Collected data

•••

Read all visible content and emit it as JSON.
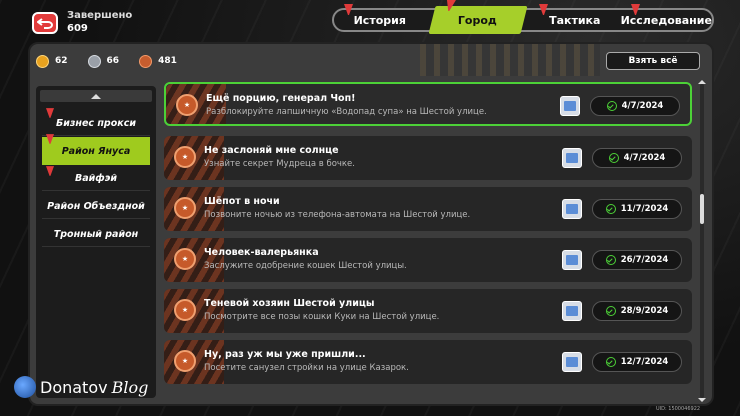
{
  "header": {
    "completed_label": "Завершено",
    "completed_count": "609"
  },
  "tabs": [
    {
      "label": "История",
      "alert": true,
      "active": false
    },
    {
      "label": "Город",
      "alert": true,
      "active": true
    },
    {
      "label": "Тактика",
      "alert": true,
      "active": false
    },
    {
      "label": "Исследование",
      "alert": true,
      "active": false
    }
  ],
  "resources": {
    "gold": "62",
    "silver": "66",
    "bronze": "481"
  },
  "take_all_label": "Взять всё",
  "sidebar": {
    "items": [
      {
        "label": "Бизнес прокси",
        "alert": true,
        "active": false
      },
      {
        "label": "Район Януса",
        "alert": true,
        "active": true
      },
      {
        "label": "Вайфэй",
        "alert": true,
        "active": false
      },
      {
        "label": "Район Объездной",
        "alert": false,
        "active": false
      },
      {
        "label": "Тронный район",
        "alert": false,
        "active": false
      }
    ]
  },
  "quests": [
    {
      "title": "Ещё порцию, генерал Чоп!",
      "subtitle": "Разблокируйте лапшичную «Водопад супа» на Шестой улице.",
      "date": "4/7/2024",
      "selected": true
    },
    {
      "title": "Не заслоняй мне солнце",
      "subtitle": "Узнайте секрет Мудреца в бочке.",
      "date": "4/7/2024",
      "selected": false
    },
    {
      "title": "Шёпот в ночи",
      "subtitle": "Позвоните ночью из телефона-автомата на Шестой улице.",
      "date": "11/7/2024",
      "selected": false
    },
    {
      "title": "Человек-валерьянка",
      "subtitle": "Заслужите одобрение кошек Шестой улицы.",
      "date": "26/7/2024",
      "selected": false
    },
    {
      "title": "Теневой хозяин Шестой улицы",
      "subtitle": "Посмотрите все позы кошки Куки на Шестой улице.",
      "date": "28/9/2024",
      "selected": false
    },
    {
      "title": "Ну, раз уж мы уже пришли...",
      "subtitle": "Посетите санузел стройки на улице Казарок.",
      "date": "12/7/2024",
      "selected": false
    }
  ],
  "watermark": {
    "brand": "Donatov",
    "suffix": "Blog"
  },
  "uid": "UID: 1500046922"
}
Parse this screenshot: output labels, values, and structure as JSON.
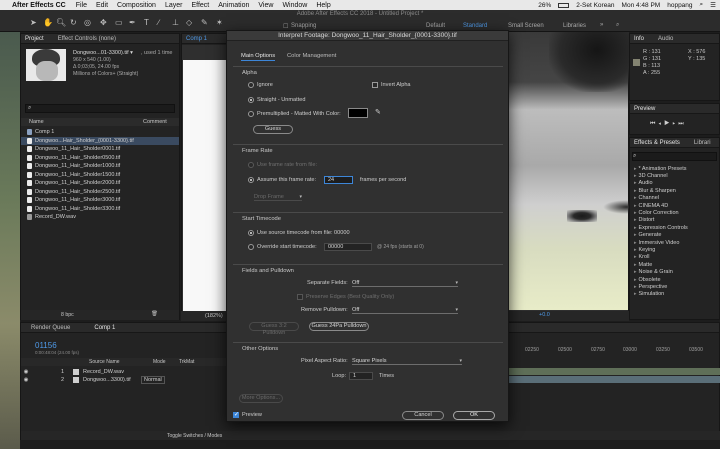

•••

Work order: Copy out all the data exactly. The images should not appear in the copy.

Solution to this task:
Read all visible content and emit it as JSON.
{
  "header": {
    "completed_label": "Завершено",
    "completed_count": "609"
  },
  "tabs": [
    {
      "label": "История",
      "alert": true,
      "active": false
    },
    {
      "label": "Город",
      "alert": true,
      "active": true
    },
    {
      "label": "Тактика",
      "alert": true,
      "active": false
    },
    {
      "label": "Исследование",
      "alert": true,
      "active": false
    }
  ],
  "resources": {
    "gold": "62",
    "silver": "66",
    "bronze": "481"
  },
  "take_all_label": "Взять всё",
  "sidebar": {
    "items": [
      {
        "label": "Бизнес прокси",
        "alert": true,
        "active": false
      },
      {
        "label": "Район Януса",
        "alert": true,
        "active": true
      },
      {
        "label": "Вайфэй",
        "alert": true,
        "active": false
      },
      {
        "label": "Район Объездной",
        "alert": false,
        "active": false
      },
      {
        "label": "Тронный район",
        "alert": false,
        "active": false
      }
    ]
  },
  "quests": [
    {
      "title": "Ещё порцию, генерал Чоп!",
      "subtitle": "Разблокируйте лапшичную «Водопад супа» на Шестой улице.",
      "date": "4/7/2024",
      "selected": true
    },
    {
      "title": "Не заслоняй мне солнце",
      "subtitle": "Узнайте секрет Мудреца в бочке.",
      "date": "4/7/2024",
      "selected": false
    },
    {
      "title": "Шёпот в ночи",
      "subtitle": "Позвоните ночью из телефона-автомата на Шестой улице.",
      "date": "11/7/2024",
      "selected": false
    },
    {
      "title": "Человек-валерьянка",
      "subtitle": "Заслужите одобрение кошек Шестой улицы.",
      "date": "26/7/2024",
      "selected": false
    },
    {
      "title": "Теневой хозяин Шестой улицы",
      "subtitle": "Посмотрите все позы кошки Куки на Шестой улице.",
      "date": "28/9/2024",
      "selected": false
    },
    {
      "title": "Ну, раз уж мы уже пришли...",
      "subtitle": "Посетите санузел стройки на улице Казарок.",
      "date": "12/7/2024",
      "selected": false
    }
  ],
  "watermark": {
    "brand": "Donatov",
    "suffix": "Blog"
  },
  "uid": "UID: 1500046922"
}
Parse this screenshot: output labels, values, and structure as JSON.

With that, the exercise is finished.